WHO Frequently Asked Questions about H1N1
Is it safe to eat pork and pork products?
Yes. H1N1 influenza has not been shown to be transmissible to people through eating properly handled and prepared pork (pig meat) or other products derived from pigs. The H1N1 influenza virus is killed by cooking temperatures of 160°F/70°C, corresponding to the general guidance for the preparation of pork and other meat
Is there a human vaccine to protect from H1N1 influenza?
There are no vaccines that contain the current H1N1 influenza virus causing illness in humans. It is not known whether current human seasonal influenza vaccines can provide any protection. Influenza viruses change very quickly. It is important to develop a vaccine against the currently circulating virus strain for it to provide maximum protection to the vaccinated people. This is why WHO needs access to as many viruses as possible in order to select the most appropriate candidate vaccine virus.
How can I protect myself from getting H1N1 influenza from infected people?
To protect yourself, practice general preventive measures for influenza:
- Avoid close contact with people who appear unwell and have a fever and or cough.
- Wash your hands with soap and water frequently and thoroughly at least 15 seconds.
- Practice good health habits including adequate sleep, eating nutritious food, and keeping physically active.
- Try to provide the ill person a separate section in the house. If this is not possible, keep the person at least 6 feet in distance from others.
- Cover mouth and nose when caring for the ill person.
- Wash your hands with soap and water thoroughly after each contact with the ill person.
- Try to improve the air flow in the area where the ill person stays. Use doors and windows to take advantage of breezes.
- Keep the environment clean with readily available household cleaning agents.
If you feel unwell, and have a high fever (100 degrees or higher), cough and/or sore throat:
- Stay at home. Do not go to work, school and avoid crowds.
- Rest and take plenty of fluids.
- Cover your mouth and nose with disposable tissues when coughing and sneezing and dispose of the used tissues properly.
- Wash your hands with soap and water frequently and thoroughly, especially after coughing or sneezing.
- Inform family and friends about your illness and seek help for household chores that require contact with other people such as shopping.
If you need medical attention:
- Contact your doctor or healthcare provider. Before traveling to see them report your symptoms. Explain why you think you may have the H1N1 influenza (for example, if you have recently traveled to a country or city where there is a H1N1 influenza outbreak in humans). Follow the advice given to you for care.

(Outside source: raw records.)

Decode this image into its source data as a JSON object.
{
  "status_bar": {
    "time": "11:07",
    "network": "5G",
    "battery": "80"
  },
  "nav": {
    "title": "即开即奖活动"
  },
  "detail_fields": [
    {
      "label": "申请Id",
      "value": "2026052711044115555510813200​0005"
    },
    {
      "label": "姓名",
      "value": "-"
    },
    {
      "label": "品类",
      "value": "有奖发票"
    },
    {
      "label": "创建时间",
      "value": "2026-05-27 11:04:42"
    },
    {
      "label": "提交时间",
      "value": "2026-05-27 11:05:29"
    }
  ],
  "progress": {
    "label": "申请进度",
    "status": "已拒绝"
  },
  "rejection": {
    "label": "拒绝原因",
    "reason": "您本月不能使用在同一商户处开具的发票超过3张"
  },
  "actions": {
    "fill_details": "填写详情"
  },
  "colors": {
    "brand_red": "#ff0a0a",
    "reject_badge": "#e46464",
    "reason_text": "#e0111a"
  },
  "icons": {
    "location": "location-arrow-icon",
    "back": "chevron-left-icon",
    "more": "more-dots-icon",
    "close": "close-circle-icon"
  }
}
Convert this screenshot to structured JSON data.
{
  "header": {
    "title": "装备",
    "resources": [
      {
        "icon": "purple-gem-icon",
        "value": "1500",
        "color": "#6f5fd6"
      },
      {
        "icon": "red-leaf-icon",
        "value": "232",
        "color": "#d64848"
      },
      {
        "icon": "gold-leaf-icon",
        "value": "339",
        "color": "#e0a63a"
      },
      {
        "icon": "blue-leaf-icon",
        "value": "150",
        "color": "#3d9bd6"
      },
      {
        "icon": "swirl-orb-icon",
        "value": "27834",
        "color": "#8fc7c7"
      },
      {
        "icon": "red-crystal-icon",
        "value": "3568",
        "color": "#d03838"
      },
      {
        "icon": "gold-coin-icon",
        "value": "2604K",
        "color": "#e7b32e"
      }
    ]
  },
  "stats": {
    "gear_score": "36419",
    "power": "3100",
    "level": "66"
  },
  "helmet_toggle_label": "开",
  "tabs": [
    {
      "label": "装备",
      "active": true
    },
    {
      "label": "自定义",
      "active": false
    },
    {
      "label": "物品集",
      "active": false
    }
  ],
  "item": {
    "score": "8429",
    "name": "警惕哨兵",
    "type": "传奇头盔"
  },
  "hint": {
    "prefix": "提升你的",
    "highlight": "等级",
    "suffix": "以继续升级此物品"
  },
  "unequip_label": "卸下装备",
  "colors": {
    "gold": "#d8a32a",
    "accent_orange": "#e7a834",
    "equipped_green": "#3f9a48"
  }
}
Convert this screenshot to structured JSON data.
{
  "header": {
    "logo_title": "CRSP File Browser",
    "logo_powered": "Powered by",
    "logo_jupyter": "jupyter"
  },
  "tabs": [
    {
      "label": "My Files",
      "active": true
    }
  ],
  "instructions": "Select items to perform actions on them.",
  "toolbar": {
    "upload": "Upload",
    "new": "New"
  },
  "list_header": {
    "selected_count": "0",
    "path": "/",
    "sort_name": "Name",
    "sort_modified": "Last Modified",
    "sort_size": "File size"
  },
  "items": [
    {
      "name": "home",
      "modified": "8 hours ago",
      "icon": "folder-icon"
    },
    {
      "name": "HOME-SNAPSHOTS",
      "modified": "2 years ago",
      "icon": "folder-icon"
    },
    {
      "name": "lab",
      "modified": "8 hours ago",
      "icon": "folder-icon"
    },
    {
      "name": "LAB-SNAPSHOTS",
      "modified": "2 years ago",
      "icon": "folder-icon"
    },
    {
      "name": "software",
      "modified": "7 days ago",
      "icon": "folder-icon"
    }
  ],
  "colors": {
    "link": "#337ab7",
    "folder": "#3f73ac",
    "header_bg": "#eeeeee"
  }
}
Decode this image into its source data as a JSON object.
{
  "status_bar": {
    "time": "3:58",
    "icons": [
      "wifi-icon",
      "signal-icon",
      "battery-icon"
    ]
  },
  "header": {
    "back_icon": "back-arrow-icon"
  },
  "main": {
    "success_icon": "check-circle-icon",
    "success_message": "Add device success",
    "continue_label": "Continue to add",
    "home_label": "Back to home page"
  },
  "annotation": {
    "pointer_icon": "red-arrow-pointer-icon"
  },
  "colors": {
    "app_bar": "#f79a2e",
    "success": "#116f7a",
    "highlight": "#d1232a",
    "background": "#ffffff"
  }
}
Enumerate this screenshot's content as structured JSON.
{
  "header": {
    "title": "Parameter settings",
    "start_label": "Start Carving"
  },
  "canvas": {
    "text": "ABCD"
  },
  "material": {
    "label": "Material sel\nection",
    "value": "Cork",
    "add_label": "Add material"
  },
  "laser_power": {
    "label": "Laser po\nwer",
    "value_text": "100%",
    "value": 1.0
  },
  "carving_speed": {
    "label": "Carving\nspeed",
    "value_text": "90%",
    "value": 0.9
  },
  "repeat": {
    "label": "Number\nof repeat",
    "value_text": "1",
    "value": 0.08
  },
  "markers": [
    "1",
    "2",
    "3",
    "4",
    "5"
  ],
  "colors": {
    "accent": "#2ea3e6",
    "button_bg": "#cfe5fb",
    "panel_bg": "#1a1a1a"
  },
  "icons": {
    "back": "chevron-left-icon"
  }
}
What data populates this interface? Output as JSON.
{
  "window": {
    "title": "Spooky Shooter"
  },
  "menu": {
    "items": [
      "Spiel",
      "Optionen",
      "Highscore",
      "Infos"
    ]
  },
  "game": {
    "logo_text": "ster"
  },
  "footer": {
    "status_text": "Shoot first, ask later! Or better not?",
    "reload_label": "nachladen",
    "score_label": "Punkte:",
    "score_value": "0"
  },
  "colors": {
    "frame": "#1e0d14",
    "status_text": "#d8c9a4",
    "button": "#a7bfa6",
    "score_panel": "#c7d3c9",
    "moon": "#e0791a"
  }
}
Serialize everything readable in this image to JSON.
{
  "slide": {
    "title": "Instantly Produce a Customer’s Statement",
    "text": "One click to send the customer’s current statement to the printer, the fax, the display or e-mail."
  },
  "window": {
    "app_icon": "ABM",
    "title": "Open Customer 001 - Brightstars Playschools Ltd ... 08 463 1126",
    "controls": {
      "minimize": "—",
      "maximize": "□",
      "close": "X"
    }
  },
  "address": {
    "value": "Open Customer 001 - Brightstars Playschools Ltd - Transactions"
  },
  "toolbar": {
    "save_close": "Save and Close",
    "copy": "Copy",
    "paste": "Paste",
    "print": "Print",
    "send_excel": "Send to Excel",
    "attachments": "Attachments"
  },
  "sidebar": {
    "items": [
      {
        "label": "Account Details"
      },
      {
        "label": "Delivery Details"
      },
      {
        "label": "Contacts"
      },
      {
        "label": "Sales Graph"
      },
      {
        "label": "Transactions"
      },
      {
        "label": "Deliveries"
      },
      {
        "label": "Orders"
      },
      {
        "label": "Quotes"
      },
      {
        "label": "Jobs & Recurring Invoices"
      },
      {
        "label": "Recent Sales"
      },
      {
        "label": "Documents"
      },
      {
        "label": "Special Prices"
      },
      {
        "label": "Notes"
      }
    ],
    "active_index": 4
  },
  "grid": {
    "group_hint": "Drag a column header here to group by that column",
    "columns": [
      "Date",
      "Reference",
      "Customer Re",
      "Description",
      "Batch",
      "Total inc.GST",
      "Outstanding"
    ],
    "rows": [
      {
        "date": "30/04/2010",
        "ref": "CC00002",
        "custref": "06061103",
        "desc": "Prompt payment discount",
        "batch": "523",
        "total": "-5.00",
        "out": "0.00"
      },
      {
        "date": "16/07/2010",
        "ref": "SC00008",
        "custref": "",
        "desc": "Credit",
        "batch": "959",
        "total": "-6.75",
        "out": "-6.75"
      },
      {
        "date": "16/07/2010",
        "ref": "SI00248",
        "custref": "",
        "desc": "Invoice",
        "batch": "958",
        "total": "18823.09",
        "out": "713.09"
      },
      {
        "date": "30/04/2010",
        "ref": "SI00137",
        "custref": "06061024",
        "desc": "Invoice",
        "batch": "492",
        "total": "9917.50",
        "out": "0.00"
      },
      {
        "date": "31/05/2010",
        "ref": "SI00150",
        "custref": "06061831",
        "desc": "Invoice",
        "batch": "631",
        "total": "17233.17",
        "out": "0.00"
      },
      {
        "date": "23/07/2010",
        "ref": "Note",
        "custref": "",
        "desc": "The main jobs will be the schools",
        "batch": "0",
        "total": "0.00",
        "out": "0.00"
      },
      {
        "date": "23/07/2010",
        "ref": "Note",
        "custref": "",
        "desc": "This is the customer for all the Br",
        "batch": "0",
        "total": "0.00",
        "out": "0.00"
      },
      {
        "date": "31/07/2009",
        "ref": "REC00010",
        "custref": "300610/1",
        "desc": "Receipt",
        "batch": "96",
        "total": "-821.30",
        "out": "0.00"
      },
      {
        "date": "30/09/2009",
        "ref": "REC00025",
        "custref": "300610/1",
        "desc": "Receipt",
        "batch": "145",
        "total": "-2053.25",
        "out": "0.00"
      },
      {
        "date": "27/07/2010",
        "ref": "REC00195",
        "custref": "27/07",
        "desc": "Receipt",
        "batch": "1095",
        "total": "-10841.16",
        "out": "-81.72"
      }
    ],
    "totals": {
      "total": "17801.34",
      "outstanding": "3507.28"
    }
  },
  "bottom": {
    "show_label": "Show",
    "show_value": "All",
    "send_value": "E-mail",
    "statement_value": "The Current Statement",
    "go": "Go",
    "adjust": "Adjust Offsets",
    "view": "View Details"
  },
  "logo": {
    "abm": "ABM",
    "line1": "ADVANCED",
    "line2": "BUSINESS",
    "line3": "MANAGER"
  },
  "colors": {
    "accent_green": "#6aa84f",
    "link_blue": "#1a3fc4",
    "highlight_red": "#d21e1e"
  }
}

- If it is not possible to contact your healthcare provider in advance, communicate your suspicion of having H1N1 influenza immediately upon arrival at the healthcare facility.